De Pere, WI -- There have been a lot of football games played in the Green Bay area over the last 90 or so years, but no team is more inspirational than the wounded warrior amputee team which came to town this past week and played at St. Norbert College.
Many were athletes in their day, a time when they first learned about sacrifice and teamwork, words which would come into total focus when they switched uniforms. Traits no longer applied to games on Friday nights, but to combat missions where teamwork now meant finding a way to bring your brothers and sisters back home.
"It was our honor to serve because of things like this, because of our freedoms here in America and all the support we have back home," said wounded warrior team member, BJ Ganem.
This was a night to rekindle those magical times in front of the hometown crowd. Granted their wounds have forced them to change their game somewhat, but in no way have robbed them of their passion or their competitive spirit.
John Maino asks, "Have you ever met a more appreciative bunch of people who absolutely never feel sorry for themselves like the wounded warriors?"
Derek Gagne, member of the wounded warriors responds, "Not even possible. These guys just never feel sorry for themselves, and they just keep striving for excellence and perfection."
"What kept you going the most Derek?" Maino asked.
He responded, "You see another guy, he may be down, you try to pick him up. I just look at it this way. God keeps us here for a reason. You just gotta keep fighting everyday."

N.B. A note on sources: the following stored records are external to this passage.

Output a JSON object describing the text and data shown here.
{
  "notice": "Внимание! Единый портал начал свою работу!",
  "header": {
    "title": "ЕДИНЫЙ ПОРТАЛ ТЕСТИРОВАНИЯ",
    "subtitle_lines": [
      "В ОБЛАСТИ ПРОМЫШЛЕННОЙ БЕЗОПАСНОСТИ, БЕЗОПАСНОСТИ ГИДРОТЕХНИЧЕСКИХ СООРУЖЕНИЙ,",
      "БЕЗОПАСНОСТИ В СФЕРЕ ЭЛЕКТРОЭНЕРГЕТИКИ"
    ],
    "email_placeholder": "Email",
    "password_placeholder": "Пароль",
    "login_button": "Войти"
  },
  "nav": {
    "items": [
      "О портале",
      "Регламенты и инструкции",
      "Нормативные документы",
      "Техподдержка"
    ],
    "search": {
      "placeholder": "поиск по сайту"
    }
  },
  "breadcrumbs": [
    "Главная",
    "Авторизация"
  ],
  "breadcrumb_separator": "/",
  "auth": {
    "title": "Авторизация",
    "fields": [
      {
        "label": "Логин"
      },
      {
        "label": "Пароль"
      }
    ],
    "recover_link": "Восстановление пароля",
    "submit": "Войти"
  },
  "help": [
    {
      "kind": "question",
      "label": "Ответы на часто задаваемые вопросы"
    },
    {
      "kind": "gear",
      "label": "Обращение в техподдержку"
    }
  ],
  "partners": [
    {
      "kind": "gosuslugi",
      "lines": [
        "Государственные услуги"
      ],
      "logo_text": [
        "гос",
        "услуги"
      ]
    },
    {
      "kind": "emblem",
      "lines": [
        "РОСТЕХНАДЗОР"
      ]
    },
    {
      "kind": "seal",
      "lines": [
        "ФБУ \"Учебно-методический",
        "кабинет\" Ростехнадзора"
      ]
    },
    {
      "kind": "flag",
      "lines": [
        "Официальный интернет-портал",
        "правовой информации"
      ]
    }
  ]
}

At the game, NBC26 Sports Director Larry McCarren interviewed Bobby McCardle and asked, "You're from the Milwaukee area Bobby?"

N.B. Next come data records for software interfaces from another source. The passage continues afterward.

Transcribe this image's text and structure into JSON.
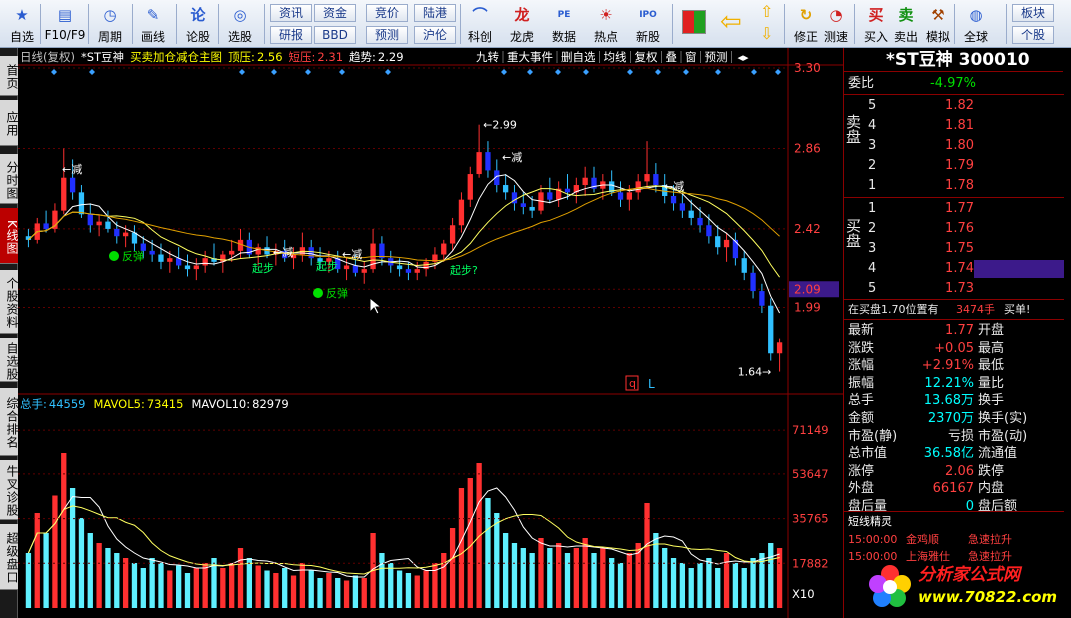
{
  "toolbar": {
    "buttons": [
      {
        "label": "自选",
        "icon": "star-icon"
      },
      {
        "label": "F10/F9",
        "icon": "f10-icon"
      },
      {
        "label": "周期",
        "icon": "clock-icon"
      },
      {
        "label": "画线",
        "icon": "pen-icon"
      },
      {
        "label": "论股",
        "icon": "discuss-icon"
      },
      {
        "label": "选股",
        "icon": "stock-pick-icon"
      },
      {
        "label": "科创",
        "icon": "tech-icon"
      },
      {
        "label": "龙虎",
        "icon": "dragon-tiger-icon"
      },
      {
        "label": "数据",
        "icon": "data-icon"
      },
      {
        "label": "热点",
        "icon": "hot-icon"
      },
      {
        "label": "新股",
        "icon": "ipo-icon"
      },
      {
        "label": "修正",
        "icon": "adjust-icon"
      },
      {
        "label": "测速",
        "icon": "speed-icon"
      },
      {
        "label": "买入",
        "icon": "buy-icon"
      },
      {
        "label": "卖出",
        "icon": "sell-icon"
      },
      {
        "label": "模拟",
        "icon": "simulate-icon"
      },
      {
        "label": "全球",
        "icon": "globe-icon"
      }
    ],
    "small_buttons": [
      "资讯",
      "资金",
      "竞价",
      "陆港",
      "研报",
      "BBD",
      "预测",
      "沪伦",
      "板块",
      "个股"
    ]
  },
  "left_tabs": [
    "首页",
    "应用",
    "分时图",
    "K线图",
    "个股资料",
    "自选股",
    "综合排名",
    "牛叉诊股",
    "超级盘口"
  ],
  "chart_header": {
    "period": "日线(复权)",
    "name": "*ST豆神",
    "indicator": "买卖加仓减仓主图",
    "top_pressure_label": "顶压:",
    "top_pressure": "2.56",
    "short_pressure_label": "短压:",
    "short_pressure": "2.31",
    "trend_label": "趋势:",
    "trend": "2.29"
  },
  "chart_tabs": [
    "九转",
    "重大事件",
    "删自选",
    "均线",
    "复权",
    "叠",
    "窗",
    "预测"
  ],
  "volume_header": {
    "total_label": "总手:",
    "total": "44559",
    "mavol5_label": "MAVOL5:",
    "mavol5": "73415",
    "mavol10_label": "MAVOL10:",
    "mavol10": "82979"
  },
  "annotations": {
    "high_label": "2.99",
    "low_label": "1.64",
    "reduce": "减",
    "rebound": "反弹",
    "start": "起步",
    "start_q": "起步?",
    "q_mark": "q",
    "l_mark": "L"
  },
  "chart_data": {
    "type": "candlestick",
    "price_axis": [
      "3.30",
      "2.86",
      "2.42",
      "2.09",
      "1.99",
      "1.64"
    ],
    "price_ylim": [
      1.55,
      3.3
    ],
    "current_price_tag": "2.09",
    "volume_axis": [
      "71149",
      "53647",
      "35765",
      "17882"
    ],
    "volume_unit": "X10",
    "volume_ylim": [
      0,
      80000
    ],
    "candles": [
      [
        2.38,
        2.42,
        2.32,
        2.36
      ],
      [
        2.36,
        2.48,
        2.34,
        2.45
      ],
      [
        2.45,
        2.52,
        2.4,
        2.42
      ],
      [
        2.42,
        2.56,
        2.4,
        2.52
      ],
      [
        2.52,
        2.86,
        2.5,
        2.7
      ],
      [
        2.7,
        2.8,
        2.58,
        2.62
      ],
      [
        2.62,
        2.66,
        2.48,
        2.5
      ],
      [
        2.5,
        2.56,
        2.4,
        2.44
      ],
      [
        2.44,
        2.5,
        2.38,
        2.46
      ],
      [
        2.46,
        2.52,
        2.4,
        2.42
      ],
      [
        2.42,
        2.46,
        2.34,
        2.38
      ],
      [
        2.38,
        2.44,
        2.32,
        2.4
      ],
      [
        2.4,
        2.44,
        2.3,
        2.34
      ],
      [
        2.34,
        2.38,
        2.26,
        2.3
      ],
      [
        2.3,
        2.36,
        2.24,
        2.28
      ],
      [
        2.28,
        2.34,
        2.2,
        2.24
      ],
      [
        2.24,
        2.3,
        2.18,
        2.26
      ],
      [
        2.26,
        2.32,
        2.2,
        2.22
      ],
      [
        2.22,
        2.28,
        2.16,
        2.2
      ],
      [
        2.2,
        2.26,
        2.14,
        2.22
      ],
      [
        2.22,
        2.3,
        2.18,
        2.26
      ],
      [
        2.26,
        2.34,
        2.22,
        2.24
      ],
      [
        2.24,
        2.3,
        2.18,
        2.28
      ],
      [
        2.28,
        2.36,
        2.24,
        2.3
      ],
      [
        2.3,
        2.42,
        2.26,
        2.36
      ],
      [
        2.36,
        2.4,
        2.26,
        2.28
      ],
      [
        2.28,
        2.34,
        2.22,
        2.32
      ],
      [
        2.32,
        2.38,
        2.26,
        2.28
      ],
      [
        2.28,
        2.34,
        2.22,
        2.3
      ],
      [
        2.3,
        2.36,
        2.24,
        2.26
      ],
      [
        2.26,
        2.32,
        2.2,
        2.28
      ],
      [
        2.28,
        2.4,
        2.24,
        2.32
      ],
      [
        2.32,
        2.36,
        2.22,
        2.26
      ],
      [
        2.26,
        2.32,
        2.2,
        2.24
      ],
      [
        2.24,
        2.3,
        2.18,
        2.26
      ],
      [
        2.26,
        2.3,
        2.18,
        2.2
      ],
      [
        2.2,
        2.26,
        2.14,
        2.22
      ],
      [
        2.22,
        2.28,
        2.16,
        2.18
      ],
      [
        2.18,
        2.24,
        2.12,
        2.2
      ],
      [
        2.2,
        2.42,
        2.18,
        2.34
      ],
      [
        2.34,
        2.38,
        2.22,
        2.26
      ],
      [
        2.26,
        2.3,
        2.18,
        2.22
      ],
      [
        2.22,
        2.26,
        2.16,
        2.2
      ],
      [
        2.2,
        2.24,
        2.14,
        2.18
      ],
      [
        2.18,
        2.24,
        2.14,
        2.2
      ],
      [
        2.2,
        2.26,
        2.16,
        2.24
      ],
      [
        2.24,
        2.32,
        2.2,
        2.28
      ],
      [
        2.28,
        2.36,
        2.24,
        2.34
      ],
      [
        2.34,
        2.48,
        2.3,
        2.44
      ],
      [
        2.44,
        2.62,
        2.4,
        2.58
      ],
      [
        2.58,
        2.76,
        2.54,
        2.72
      ],
      [
        2.72,
        2.99,
        2.7,
        2.84
      ],
      [
        2.84,
        2.9,
        2.7,
        2.74
      ],
      [
        2.74,
        2.8,
        2.62,
        2.66
      ],
      [
        2.66,
        2.72,
        2.58,
        2.62
      ],
      [
        2.62,
        2.66,
        2.52,
        2.56
      ],
      [
        2.56,
        2.62,
        2.5,
        2.54
      ],
      [
        2.54,
        2.6,
        2.48,
        2.52
      ],
      [
        2.52,
        2.66,
        2.5,
        2.62
      ],
      [
        2.62,
        2.7,
        2.56,
        2.58
      ],
      [
        2.58,
        2.68,
        2.54,
        2.64
      ],
      [
        2.64,
        2.72,
        2.58,
        2.62
      ],
      [
        2.62,
        2.7,
        2.56,
        2.66
      ],
      [
        2.66,
        2.76,
        2.6,
        2.7
      ],
      [
        2.7,
        2.76,
        2.62,
        2.64
      ],
      [
        2.64,
        2.72,
        2.58,
        2.68
      ],
      [
        2.68,
        2.74,
        2.6,
        2.62
      ],
      [
        2.62,
        2.68,
        2.54,
        2.58
      ],
      [
        2.58,
        2.66,
        2.52,
        2.62
      ],
      [
        2.62,
        2.72,
        2.58,
        2.68
      ],
      [
        2.68,
        2.9,
        2.64,
        2.72
      ],
      [
        2.72,
        2.78,
        2.62,
        2.66
      ],
      [
        2.66,
        2.72,
        2.56,
        2.6
      ],
      [
        2.6,
        2.66,
        2.52,
        2.56
      ],
      [
        2.56,
        2.62,
        2.48,
        2.52
      ],
      [
        2.52,
        2.58,
        2.44,
        2.48
      ],
      [
        2.48,
        2.54,
        2.4,
        2.44
      ],
      [
        2.44,
        2.5,
        2.34,
        2.38
      ],
      [
        2.38,
        2.44,
        2.28,
        2.32
      ],
      [
        2.32,
        2.4,
        2.24,
        2.36
      ],
      [
        2.36,
        2.4,
        2.22,
        2.26
      ],
      [
        2.26,
        2.3,
        2.14,
        2.18
      ],
      [
        2.18,
        2.22,
        2.04,
        2.08
      ],
      [
        2.08,
        2.12,
        1.96,
        2.0
      ],
      [
        2.0,
        2.04,
        1.7,
        1.74
      ],
      [
        1.74,
        1.82,
        1.64,
        1.8
      ]
    ],
    "volumes": [
      22000,
      38000,
      30000,
      45000,
      62000,
      48000,
      36000,
      30000,
      26000,
      24000,
      22000,
      20000,
      18000,
      16000,
      20000,
      18000,
      15000,
      17000,
      14000,
      16000,
      18000,
      20000,
      16000,
      18000,
      24000,
      20000,
      17000,
      15000,
      14000,
      16000,
      13000,
      18000,
      15000,
      12000,
      14000,
      12000,
      11000,
      13000,
      12000,
      30000,
      22000,
      18000,
      15000,
      14000,
      13000,
      15000,
      18000,
      22000,
      32000,
      48000,
      52000,
      58000,
      44000,
      38000,
      30000,
      26000,
      24000,
      22000,
      28000,
      24000,
      26000,
      22000,
      24000,
      28000,
      22000,
      24000,
      20000,
      18000,
      22000,
      26000,
      42000,
      30000,
      24000,
      20000,
      18000,
      16000,
      18000,
      20000,
      16000,
      22000,
      18000,
      16000,
      20000,
      22000,
      26000,
      24000
    ]
  },
  "quote": {
    "title": "*ST豆神  300010",
    "weibi_label": "委比",
    "weibi": "-4.97%",
    "sell_side": "卖盘",
    "buy_side": "买盘",
    "asks": [
      {
        "level": "5",
        "price": "1.82"
      },
      {
        "level": "4",
        "price": "1.81"
      },
      {
        "level": "3",
        "price": "1.80"
      },
      {
        "level": "2",
        "price": "1.79"
      },
      {
        "level": "1",
        "price": "1.78"
      }
    ],
    "bids": [
      {
        "level": "1",
        "price": "1.77"
      },
      {
        "level": "2",
        "price": "1.76"
      },
      {
        "level": "3",
        "price": "1.75"
      },
      {
        "level": "4",
        "price": "1.74"
      },
      {
        "level": "5",
        "price": "1.73"
      }
    ],
    "trade_note": "在买盘1.70位置有",
    "trade_qty": "3474手",
    "trade_tag": "买单!",
    "stats": [
      {
        "l": "最新",
        "v": "1.77",
        "c": "red",
        "r": "开盘"
      },
      {
        "l": "涨跌",
        "v": "+0.05",
        "c": "red",
        "r": "最高"
      },
      {
        "l": "涨幅",
        "v": "+2.91%",
        "c": "red",
        "r": "最低"
      },
      {
        "l": "振幅",
        "v": "12.21%",
        "c": "cyan",
        "r": "量比"
      },
      {
        "l": "总手",
        "v": "13.68万",
        "c": "cyan",
        "r": "换手"
      },
      {
        "l": "金额",
        "v": "2370万",
        "c": "cyan",
        "r": "换手(实)"
      },
      {
        "l": "市盈(静)",
        "v": "亏损",
        "c": "white",
        "r": "市盈(动)"
      },
      {
        "l": "总市值",
        "v": "36.58亿",
        "c": "cyan",
        "r": "流通值"
      },
      {
        "l": "涨停",
        "v": "2.06",
        "c": "red",
        "r": "跌停"
      },
      {
        "l": "外盘",
        "v": "66167",
        "c": "red",
        "r": "内盘"
      },
      {
        "l": "盘后量",
        "v": "0",
        "c": "cyan",
        "r": "盘后额"
      }
    ],
    "news_title": "短线精灵",
    "news": [
      {
        "time": "15:00:00",
        "name": "金鸡顺",
        "event": "急速拉升"
      },
      {
        "time": "15:00:00",
        "name": "上海雅仕",
        "event": "急速拉升"
      }
    ]
  },
  "watermark": {
    "line1": "分析家公式网",
    "line2": "www.70822.com"
  }
}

"That's right," he responded.
McCarren asks, "And what branch of the service were you in?"
McCardle says, "The United States Marine Corps."
McCarren questions, "How is the process of going through that, getting adjusted to it? Because you guys move around really well."

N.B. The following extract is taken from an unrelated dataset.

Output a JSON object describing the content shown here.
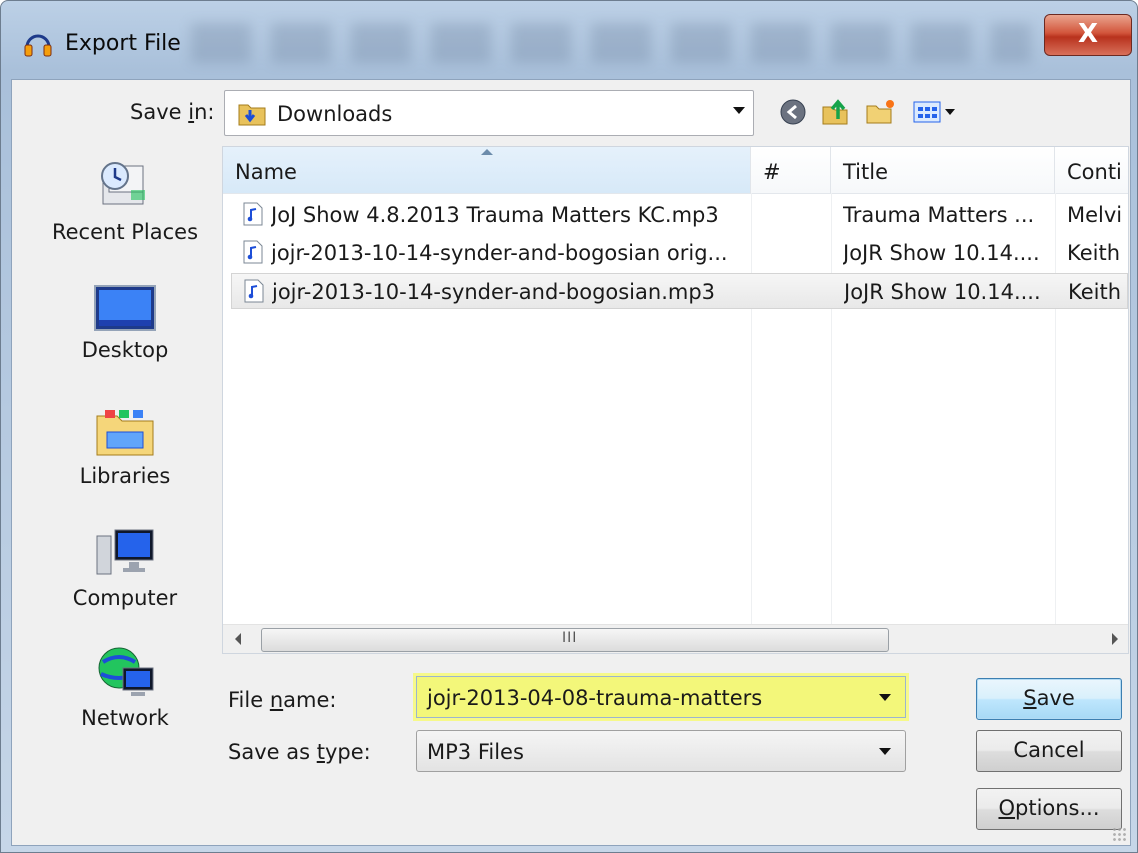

It definitely takes time and you got to stay stubborn with your recovery, cause it doesn't happen overnight. It's a matter of years to really always improve day by day. You know, it's a new normal, and, just like, you know, with both legs as a kid, you gotta learn how to crawl, walk, run, you know. Same type of thing with the prosthetic legs," McCardle explains.
Fighters who don't look back with regret for what was taken, but with gratitude for what they now have.
McCardle says, "We were all blessed to be able to serve this country for one thing, and to be alive
is a bonus as well. After my injury, I got married and I have kids and what not. I'm truly blessed to be here. So, just with any life threatening injuries and what not, if you make it out of it, you really look at everything a lot differently."
Vets who not only refuse to dwell on their fate, but at times find ways to laugh in the face of their adversity.
Maino says to Dan Friend, "Congratulations. About 70 yards on the touchdown romp."
Friend responds, "Hey, it was nothing. I didn't feel a thing. Never once broke a sweat. I had wheels, what can I say?"
"You had some pretty good blocking in front of you," Maino says.
"That was outstanding blocking. I think these Packer veterans have lost it because that was their own play used against them," jokes Friend.
Volumes could be written on the pain and struggle these athletes have overcome just to get to this very spot, but again, that's in the past and that's not the current mission. Theirs is to move ahead in the most determined and humble of fashion even when asked for autographs.
"That's one of those things I don't think I'll ever get used to is when someone asks you for your autograph and what not. So it's quite flattering. It's almost like living in the athlete's shoes just for one day. It's really neat," McCardle said.
If you would like to help out one of the wounded warrior athletic teams, there will be the City Stadium Run for Veterans taking place in September. All the proceeds will go to the wounded warrior hockey team. That's right, they play every sport there is.